Theories of a Jewish cabal controlling American foreign policy have gone mainstream. Once largely the province of the fringe Right, conspiracy theories involving Jews are far more likely to be heard today in Democratic Party circles.
Last year, former Democratic presidential hopeful Gary Hart warned against neo-conservatives unable "to distinguish their loyalties to their original homelands [i.e., Israel] from their loyalties to America." Retiring senator Fritz Hollings (D.-S.Car.) charges that the United States was pushed into war in Iraq by Jewish neo-conservatives eager to increase Israel’s security.
In the now familiar litany, Richard Perle, Paul Wolfowitz and Douglas Feith, Jews who hold, or once held, senior positions in the Defense Department, somehow duped President Bush, Vice-President Cheney, and Defense Secretary Rumsfeld into declaring war on Saddam Hussein. Their goal: to aid the warmongering Likud-led government in Israel.
Equally worrisome is what the great American historian Richard Hofstadter called the "paranoid style" that has taken over large swaths of the Democratic Party. Michael Moore, accorded iconic status by the party faithful at last week’s Democratic convention, is the avatar of this new trend. His febrile brain spins conspiracies without end. Asked to name the epicenters of world evil, during a speech in Liverpool, he responded, "It’s all part of the same ball of wax, right? The oil companies, Israel, Halliburton." The linkage of Israel with the oil companies is on a par with Saudi Prince Abdullah’s recent charge that Israel is behind Al Qaeda.
It is necessary to show how nutso the "Israel made us do it" theories are in order to understand how much they resemble an updated version of the Protocols of the Elders of Zion.
For one thing, Operation Iraqi Freedom did little to increase Israel’s security, and may even have lessened it in the long run. Though few tears will be shed in Jerusalem over Saddam’s downfall, Israeli policymakers for years viewed him as a minor irritant compared to the much larger threat from Iran. The backlash from the war in Iraq has made the chances of concerted American-led action to forestall Iran going nuclear far less likely.
Those who attempt to explain the war in Iraq in terms of Israel tend to ignore that the world, or at least our perception of the world, changed rather dramatically on 9/11. The events of that day are to the conspiracy theorists what Palestinian terrorism is to the International Court of Justice’s security fence decision: the unmentioned fact that makes nonsense of all their theorizing.
Jewish neo-conservatives did not "deftly substitute the threat of Islam for the threat of Communism," as Simon Jenkins charges in the Times of London.

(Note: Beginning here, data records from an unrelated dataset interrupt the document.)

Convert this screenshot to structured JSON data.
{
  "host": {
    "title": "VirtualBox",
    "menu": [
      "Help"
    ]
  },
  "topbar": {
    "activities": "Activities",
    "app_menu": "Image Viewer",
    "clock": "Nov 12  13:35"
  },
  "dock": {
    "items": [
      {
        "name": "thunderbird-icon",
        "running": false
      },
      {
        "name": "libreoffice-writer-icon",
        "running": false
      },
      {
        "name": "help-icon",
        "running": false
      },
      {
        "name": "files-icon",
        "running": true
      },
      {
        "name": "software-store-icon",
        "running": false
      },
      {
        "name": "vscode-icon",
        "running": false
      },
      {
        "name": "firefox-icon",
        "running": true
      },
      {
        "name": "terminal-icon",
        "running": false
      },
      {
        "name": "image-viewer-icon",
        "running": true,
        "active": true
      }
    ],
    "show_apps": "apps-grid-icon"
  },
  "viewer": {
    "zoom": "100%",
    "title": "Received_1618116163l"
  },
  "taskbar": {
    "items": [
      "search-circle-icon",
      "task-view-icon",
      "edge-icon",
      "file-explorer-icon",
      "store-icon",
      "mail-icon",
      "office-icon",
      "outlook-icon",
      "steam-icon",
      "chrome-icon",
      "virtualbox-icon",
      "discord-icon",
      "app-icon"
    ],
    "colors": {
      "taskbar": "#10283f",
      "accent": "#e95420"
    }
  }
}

Rather 9/11 revealed that Islamist fanaticism is the enemy – an enemy bent on the total subjugation of the West however long it takes. That is the conclusion of the 9/11 Commission.
Any explanation of the war in Iraq that fails to place it in the context of 9/11 fails the test of seriousness. Unless one believes, in the manner of a recent French bestseller, that 9/11 never happened or that it was plotted by Israel, 9/11 explodes the theory that Iraqi Freedom was about Israel.
The influence of neoconservatives after 9/11, as Joshua Muravchik points out ("The Neoconservative Cabal," Commentary, September 2003) owes to the fact that they had a clear analysis of what went wrong and a plan of action: wage war on terror groups and their state supporters.
In addition, support for the export of democracy has long been a central plank of the neoconservative platform. After 9/11 that project took on new urgency, as creating viable democracies in the Middle East came to be seen as the only means of draining the swamps in which Islamist rage breeds. Iraq was the test case.
Neocons also tend to favor the employment of American power to prevent mass murder, as in Bosnia. Ridding Iraq of a tyrant who had brutally murdered hundreds of thousands of his subjects, and who continued to divert billions of dollars of oil revenues to building pleasure palaces, while tens of thousands of Iraqi children died a year, was clearly attractive on humanitarian grounds as well.
Neoconservative support for Iraqi Freedom, then, was part of a well-developed worldview, not an instance of special pleading on behalf of Israel due to ethnic ties. Yes, neoconservatives, both Jewish and non-Jewish, tend to be very supportive of Israel. But they do so out of a well-developed worldview that stresses the use of American power against enemies far from home to forestall threats to the homefront, eschews appeasement, whether of Soviet communism in its day or Islamic terrorism today, favors the export of democracy and confronting tyrants.
Bush, Cheney, and Rumsfeld bought the arguments advanced by neoconservatives, not because their brains were taken over by agents of Israel, but out of their clear conception of American national interests.
American Jews inclined, out of force of long habit, to vote Democrat in November might consider the following: If they do so, they will be joining millions of others who have turned the work of a director who views Israel at the epicenter of world evil into a cult hit and who have no trouble believing that a small group of Jews sent American boys to die in Iraq to benefit Israel.